Researchers identify powerful cancer-fighting compound in coral reefs

⇧ [VIDÉO] You may also like this partner content (after advertising)

In the 1990s, scientists identified a chemical compound that is particularly promising for cancer treatments, eleutherobin. This compound is found on a rare type of coral off the coast of Australia. Laboratory studies have shown that this molecule is a potent inhibitor of cancer cell growth. Unfortunately, the researchers were not able to reveal the secret of its production. A team was finally able to determine the exact source of this compound and to reproduce its synthesis in the laboratory.

Eleuthyropin belongs to the family of diterpenes, molecules famous for their antimicrobial and anti-inflammatory properties, which are the source of many important molecules, such as retinol and retinal (two types of vitamin A), or even phytol (a precursor of vitamins E and K). Diterpenes allow soft corals to survive without a hard outer skeleton; Corals in particular use eleutherobin to defend themselves against their predators.

Unfortunately, research and biomedical applications of this molecule have been hampered by a lack of supply. So researchers from the University of Utah Health set out to find the source of this compound at the bottom of the oceans. The team finally found this promising molecule in a common type of soft coral, which lives off the coast of Florida.

Initiation of synthesis by genetically modified microorganisms

Scientists initially thought that eleutherobin may have been synthesized by symbiotic organisms that live inside coral reefs – as is the case with many marine organisms. This hypothesis was eventually ruled out: in fact, some types of soft corals that lack symbiotic organisms contain the same class of chemicals. So they were already able to synthesize this compound themselves.

So the team examined several samples of live corals to check whether their genetic code contained the key to making erythropin. The task was particularly difficult: the researchers had no idea what the manufacturing code should look like! ” It’s like going in the dark and looking for an answer when you don’t know the question Eric Schmidt, a professor of medicinal chemistry at the University of Utah and co-author of the study reporting the discovery, comments.

The researchers were eventually able to identify regions of the corals’ DNA that are similar to the genetic instructions seen in other species for similar types of compounds. In particular, they succeeded in identifying and characterizing genes involved in the production of erythropinic and cymbrin precursors – representative precursors of more than 2,500 terpenes present in the octahedron, the researchers note.

They then modified the genetic code of the lab-grown bacteria to include manufacturing instructions specific to soft corals. The result: the microorganisms were able to reproduce the first steps in erythropin production. This proves two things: Not only are soft corals the source of this molecule, but it can be synthesized in a lab.

Concretely, this means that this molecule can be produced on a large scale, in the context of developing an anti-cancer therapy. But before that, the team still needs to find the missing steps to complete the synthesis and figure out how best to mass-produce this potential drug.

A range of natural remedies

Soft corals actually contain thousands of compounds that can act as anti-inflammatory agents, antibiotics, anticancer agents, and more.
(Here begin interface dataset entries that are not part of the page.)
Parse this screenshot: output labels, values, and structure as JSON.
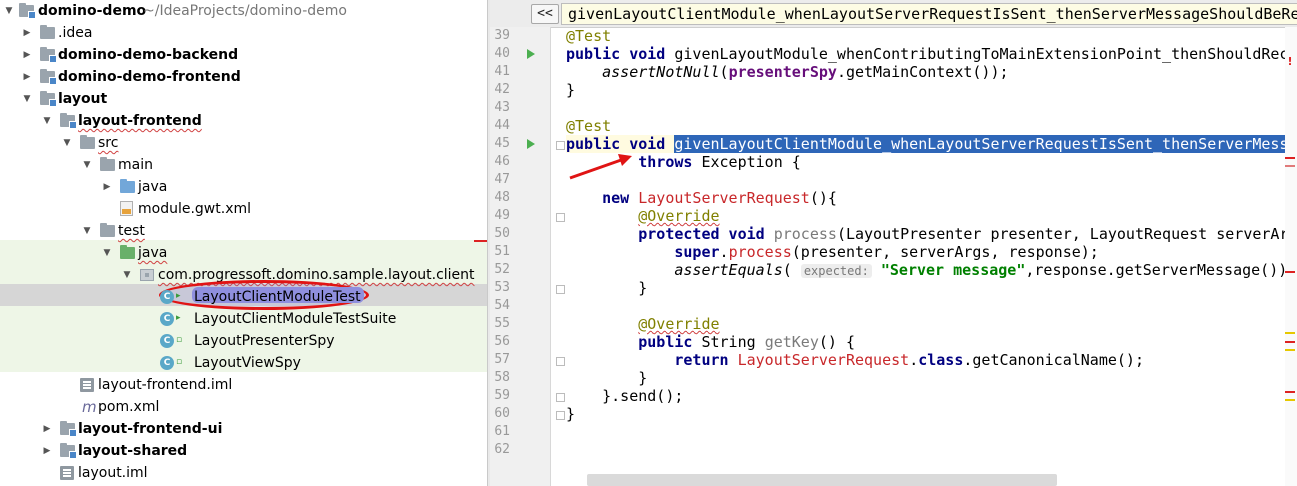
{
  "tree": {
    "root": {
      "label": "domino-demo",
      "path": "~/IdeaProjects/domino-demo"
    },
    "items": [
      {
        "label": ".idea"
      },
      {
        "label": "domino-demo-backend"
      },
      {
        "label": "domino-demo-frontend"
      },
      {
        "label": "layout"
      },
      {
        "label": "layout-frontend"
      },
      {
        "label": "src"
      },
      {
        "label": "main"
      },
      {
        "label": "java"
      },
      {
        "label": "module.gwt.xml"
      },
      {
        "label": "test"
      },
      {
        "label": "java"
      },
      {
        "label": "com.progressoft.domino.sample.layout.client"
      },
      {
        "label": "LayoutClientModuleTest"
      },
      {
        "label": "LayoutClientModuleTestSuite"
      },
      {
        "label": "LayoutPresenterSpy"
      },
      {
        "label": "LayoutViewSpy"
      },
      {
        "label": "layout-frontend.iml"
      },
      {
        "label": "pom.xml"
      },
      {
        "label": "layout-frontend-ui"
      },
      {
        "label": "layout-shared"
      },
      {
        "label": "layout.iml"
      }
    ],
    "class_icon_letter": "C",
    "maven_icon": "m",
    "highlight_color": "#e01414"
  },
  "editor": {
    "back_button": "<<",
    "method_breadcrumb": "givenLayoutClientModule_whenLayoutServerRequestIsSent_thenServerMessageShouldBeReceived",
    "line_numbers": [
      "39",
      "40",
      "41",
      "42",
      "43",
      "44",
      "45",
      "46",
      "47",
      "48",
      "49",
      "50",
      "51",
      "52",
      "53",
      "54",
      "55",
      "56",
      "57",
      "58",
      "59",
      "60",
      "61",
      "62"
    ],
    "code": {
      "l39": "@Test",
      "l40_kw": "public void ",
      "l40_name": "givenLayoutModule_whenContributingToMainExtensionPoint_thenShouldReceiveMainContext",
      "l40_tail": "() {",
      "l41_indent": "    ",
      "l41_call": "assertNotNull",
      "l41_open": "(",
      "l41_var": "presenterSpy",
      "l41_tail": ".getMainContext());",
      "l42": "}",
      "l44": "@Test",
      "l45_kw": "public void ",
      "l45_name": "givenLayoutClientModule_whenLayoutServerRequestIsSent_thenServerMessageShouldBeReceived",
      "l45_tail": "()",
      "l46_indent": "        ",
      "l46_kw": "throws",
      "l46_tail": " Exception {",
      "l48_indent": "    ",
      "l48_kw": "new ",
      "l48_class": "LayoutServerRequest",
      "l48_tail": "(){",
      "l49_indent": "        ",
      "l49_ann": "@Override",
      "l50_indent": "        ",
      "l50_kw": "protected void ",
      "l50_name": "process",
      "l50_tail": "(LayoutPresenter presenter, LayoutRequest serverArgs, LayoutResponse response) {",
      "l51_indent": "            ",
      "l51_kw": "super",
      "l51_dot": ".",
      "l51_call": "process",
      "l51_tail": "(presenter, serverArgs, response);",
      "l52_indent": "            ",
      "l52_call": "assertEquals",
      "l52_open": "( ",
      "l52_hint": "expected:",
      "l52_str": " \"Server message\"",
      "l52_tail": ",response.getServerMessage());",
      "l53_indent": "        ",
      "l53": "}",
      "l55_indent": "        ",
      "l55_ann": "@Override",
      "l56_indent": "        ",
      "l56_kw": "public ",
      "l56_type": "String ",
      "l56_name": "getKey",
      "l56_tail": "() {",
      "l57_indent": "            ",
      "l57_kw": "return ",
      "l57_class": "LayoutServerRequest",
      "l57_dot": ".",
      "l57_kw2": "class",
      "l57_tail": ".getCanonicalName();",
      "l58_indent": "        ",
      "l58": "}",
      "l59_indent": "    ",
      "l59": "}.send();",
      "l60": "}"
    },
    "error_marker": "!"
  },
  "colors": {
    "keyword": "#000080",
    "annotation": "#808000",
    "string": "#008000",
    "selection": "#2e66b8",
    "test_background": "#eef6e7",
    "arrow": "#e01414"
  }
}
But getting enough of these compounds is a major hurdle in drug development — as is often the case with pharmaceutical treatments based on natural substances.

It is known that many animals carry substances with healing properties. Species of snakes, spiders, and other animals have already made it possible to design many treatments based on the molecules extracted from their venom. For example, tirofiban, a drug used in the management of myocardial infarction, is a modified version of a molecule found in snake venom Echis carinatusa (One of the four most dangerous snakes in India). Likewise, the saliva of the “gila monster” – a poisonous North American saury fish – has led to the development of a treatment for type 2 diabetes.
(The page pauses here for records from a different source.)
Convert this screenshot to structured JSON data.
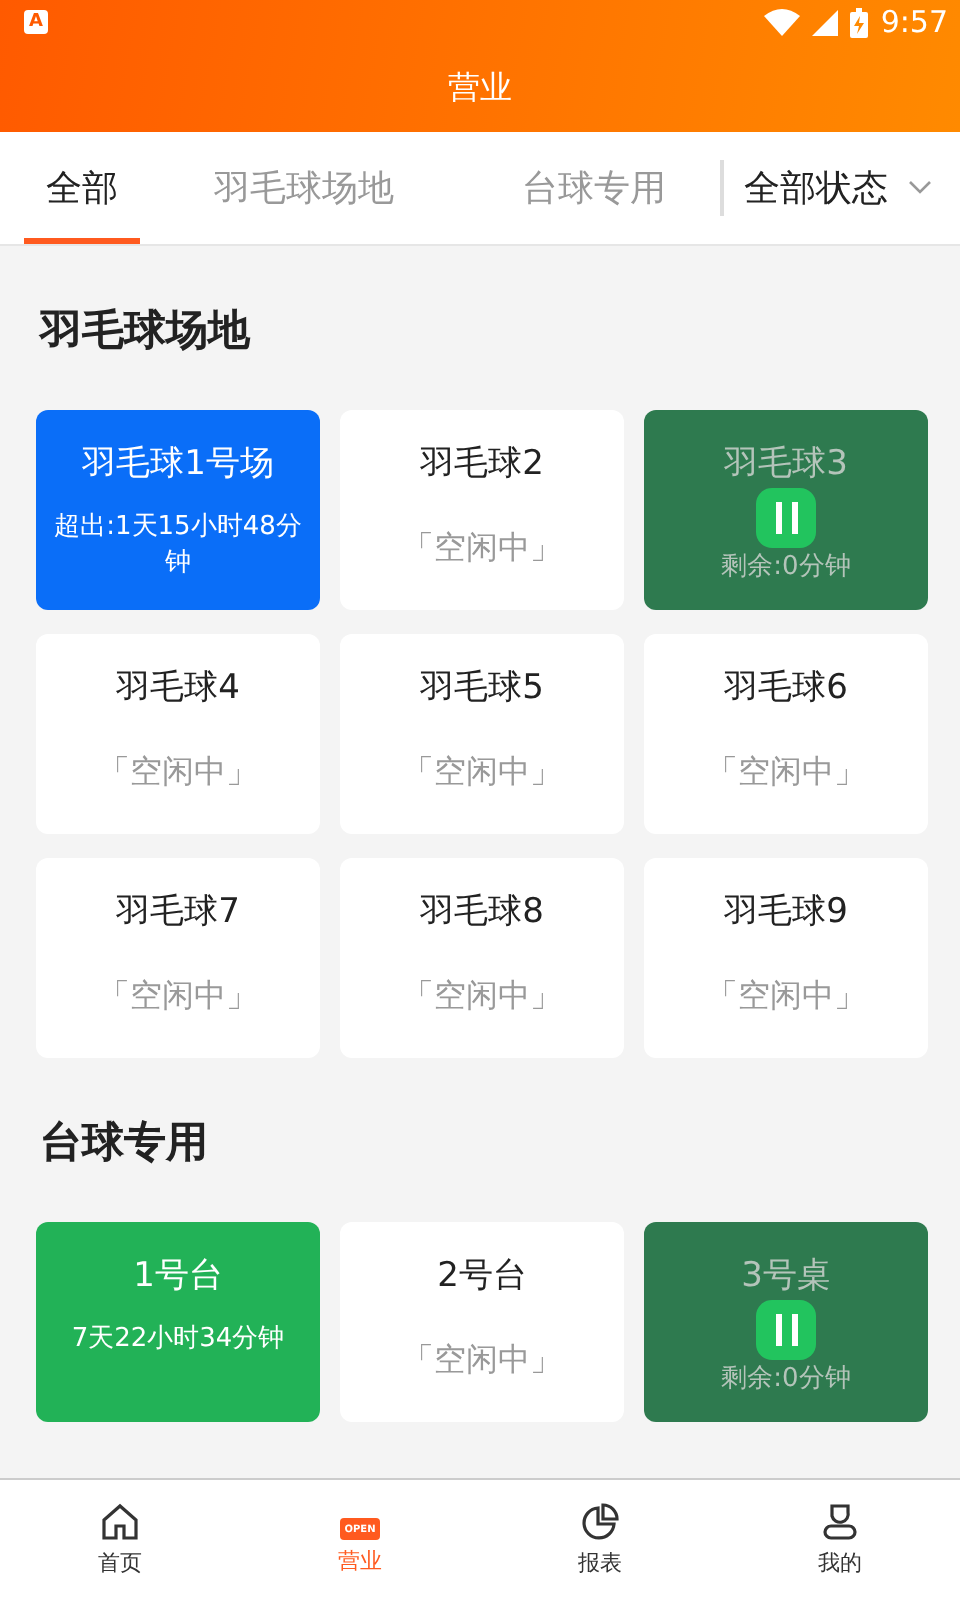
{
  "status_bar": {
    "app_badge": "A",
    "time": "9:57"
  },
  "header": {
    "title": "营业"
  },
  "tabs": [
    {
      "label": "全部",
      "selected": true
    },
    {
      "label": "羽毛球场地",
      "selected": false
    },
    {
      "label": "台球专用",
      "selected": false
    }
  ],
  "filter": {
    "label": "全部状态"
  },
  "sections": [
    {
      "title": "羽毛球场地",
      "venues": [
        {
          "name": "羽毛球1号场",
          "kind": "overtime",
          "detail": "超出:1天15小时48分钟"
        },
        {
          "name": "羽毛球2",
          "kind": "idle",
          "detail": "「空闲中」"
        },
        {
          "name": "羽毛球3",
          "kind": "paused",
          "detail": "剩余:0分钟"
        },
        {
          "name": "羽毛球4",
          "kind": "idle",
          "detail": "「空闲中」"
        },
        {
          "name": "羽毛球5",
          "kind": "idle",
          "detail": "「空闲中」"
        },
        {
          "name": "羽毛球6",
          "kind": "idle",
          "detail": "「空闲中」"
        },
        {
          "name": "羽毛球7",
          "kind": "idle",
          "detail": "「空闲中」"
        },
        {
          "name": "羽毛球8",
          "kind": "idle",
          "detail": "「空闲中」"
        },
        {
          "name": "羽毛球9",
          "kind": "idle",
          "detail": "「空闲中」"
        }
      ]
    },
    {
      "title": "台球专用",
      "venues": [
        {
          "name": "1号台",
          "kind": "running",
          "detail": "7天22小时34分钟"
        },
        {
          "name": "2号台",
          "kind": "idle",
          "detail": "「空闲中」"
        },
        {
          "name": "3号桌",
          "kind": "paused",
          "detail": "剩余:0分钟"
        }
      ]
    }
  ],
  "nav": [
    {
      "label": "首页",
      "kind": "home",
      "selected": false
    },
    {
      "label": "营业",
      "kind": "open",
      "icon_text": "OPEN",
      "selected": true
    },
    {
      "label": "报表",
      "kind": "chart",
      "selected": false
    },
    {
      "label": "我的",
      "kind": "user",
      "selected": false
    }
  ]
}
poison Geographic Konos – A snail is especially dangerous, because its poison can kill a man within two hours – it gave rise to a very powerful painkiller, intended for patients in whom morphine no longer had any effect. Toxins are generally very good candidates for new drug development, because the toxins they contain are highly selective (acting on a very specific type of receptor). However, the use of these molecules requires that their toxic effects be neutralized beforehand.
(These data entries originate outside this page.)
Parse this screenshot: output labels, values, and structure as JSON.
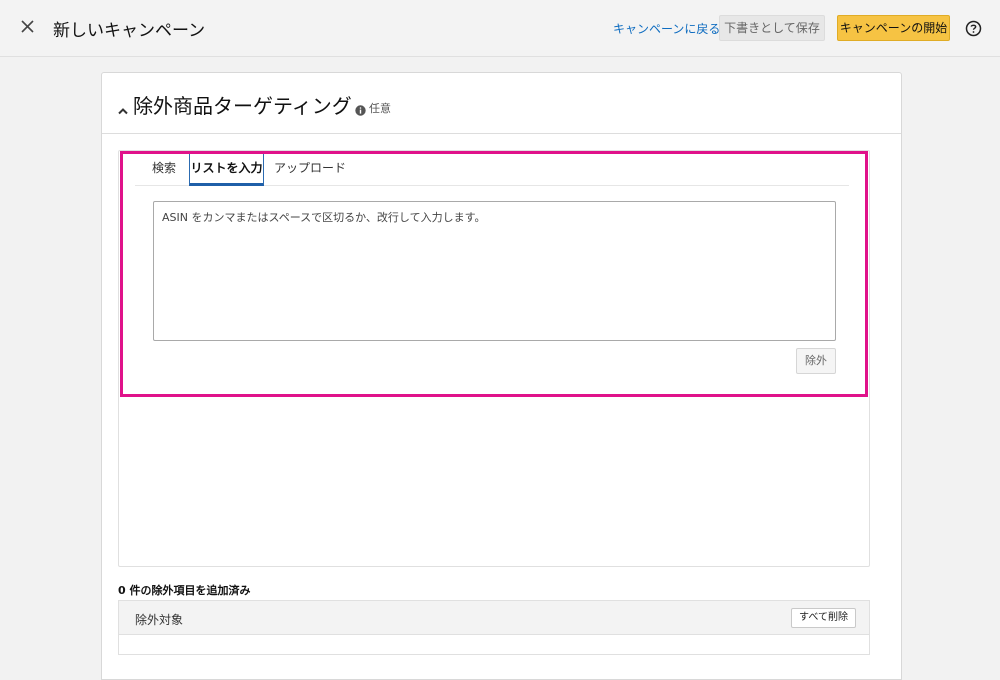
{
  "header": {
    "title": "新しいキャンペーン",
    "back_link": "キャンペーンに戻る",
    "save_draft": "下書きとして保存",
    "start_campaign": "キャンペーンの開始"
  },
  "section": {
    "title": "除外商品ターゲティング",
    "optional_label": "任意"
  },
  "tabs": [
    {
      "label": "検索",
      "active": false
    },
    {
      "label": "リストを入力",
      "active": true
    },
    {
      "label": "アップロード",
      "active": false
    }
  ],
  "list_input": {
    "placeholder": "ASIN をカンマまたはスペースで区切るか、改行して入力します。",
    "value": "",
    "exclude_button": "除外"
  },
  "excluded": {
    "count_text": "0 件の除外項目を追加済み",
    "column_header": "除外対象",
    "delete_all_button": "すべて削除"
  },
  "colors": {
    "accent_link": "#0e6cc0",
    "primary_button": "#f6c343",
    "highlight_border": "#e0128a",
    "active_tab": "#2c6bb1"
  },
  "icons": [
    "close-icon",
    "help-icon",
    "chevron-up-icon",
    "info-icon"
  ]
}
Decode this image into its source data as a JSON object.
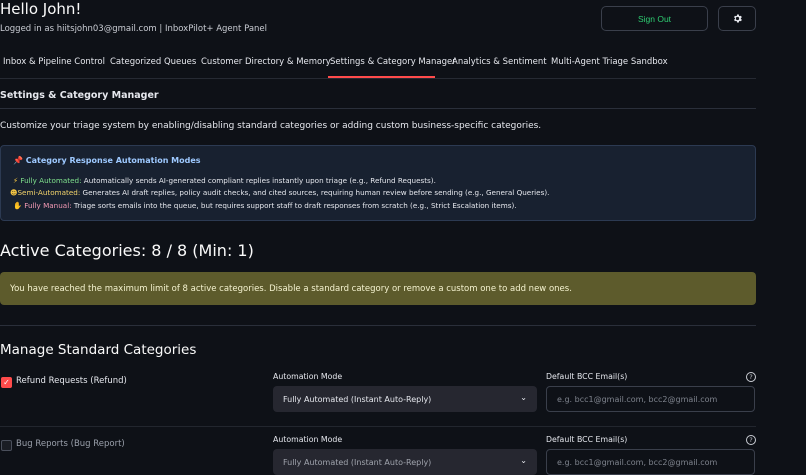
{
  "header": {
    "greeting": "Hello John!",
    "logged_in_line": "Logged in as hiitsjohn03@gmail.com | InboxPilot+ Agent Panel",
    "signout_label": "Sign Out",
    "gear_icon": "gear-icon"
  },
  "tabs": [
    {
      "label": "Inbox & Pipeline Control"
    },
    {
      "label": "Categorized Queues"
    },
    {
      "label": "Customer Directory & Memory"
    },
    {
      "label": "Settings & Category Manager"
    },
    {
      "label": "Analytics & Sentiment"
    },
    {
      "label": "Multi-Agent Triage Sandbox"
    }
  ],
  "active_tab": "Settings & Category Manager",
  "settings": {
    "header": "Settings & Category Manager",
    "description": "Customize your triage system by enabling/disabling standard categories or adding custom business-specific categories.",
    "info": {
      "title": "Category Response Automation Modes",
      "lines": [
        {
          "icon": "⚡",
          "label": "Fully Automated:",
          "text": " Automatically sends AI-generated compliant replies instantly upon triage (e.g., Refund Requests)."
        },
        {
          "icon": "☻",
          "label": "Semi-Automated:",
          "text": " Generates AI draft replies, policy audit checks, and cited sources, requiring human review before sending (e.g., General Queries)."
        },
        {
          "icon": "✋",
          "label": "Fully Manual:",
          "text": " Triage sorts emails into the queue, but requires support staff to draft responses from scratch (e.g., Strict Escalation items)."
        }
      ]
    },
    "active_title": "Active Categories: 8 / 8 (Min: 1)",
    "warning": "You have reached the maximum limit of 8 active categories. Disable a standard category or remove a custom one to add new ones.",
    "manage_title": "Manage Standard Categories",
    "categories": [
      {
        "label": "Refund Requests (Refund)",
        "checked": true,
        "mode_label": "Automation Mode",
        "mode_value": "Fully Automated (Instant Auto-Reply)",
        "bcc_label": "Default BCC Email(s)",
        "bcc_placeholder": "e.g. bcc1@gmail.com, bcc2@gmail.com"
      },
      {
        "label": "Bug Reports (Bug Report)",
        "checked": false,
        "mode_label": "Automation Mode",
        "mode_value": "Fully Automated (Instant Auto-Reply)",
        "bcc_label": "Default BCC Email(s)",
        "bcc_placeholder": "e.g. bcc1@gmail.com, bcc2@gmail.com"
      }
    ]
  },
  "colors": {
    "background": "#0e1117",
    "accent": "#ff4b4b",
    "signout_text": "#2ecc71",
    "info_bg": "#182130",
    "warning_bg": "#5d5b2c"
  }
}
Compounds from soft corals offer other advantages over these toxins. Unlike the toxic products that some animals inject into their prey, corals use eleutropin and other compounds to ward off predators trying to eat them. Since they are made to be eaten, these products are easy to digest. Likewise, drugs derived from these types of compounds should be able to be administered as tablets (taken with a glass of water), and not by injection or other invasive means, the researchers explained.

In any case, this study indicates that oethropins and other compounds naturally produced by corals can be more easily accessed by synthesizing them in the laboratory via genetically modified microorganisms. ” I hope one day I will be able to hand these products over to the doctor. I see it moving from the ocean floor to the workbench and bedside said Paul Sesa, Schmidt fellow and co-author of the study.

Source: P. Scesa et al., Nature Chemical Biology

Leave a Comment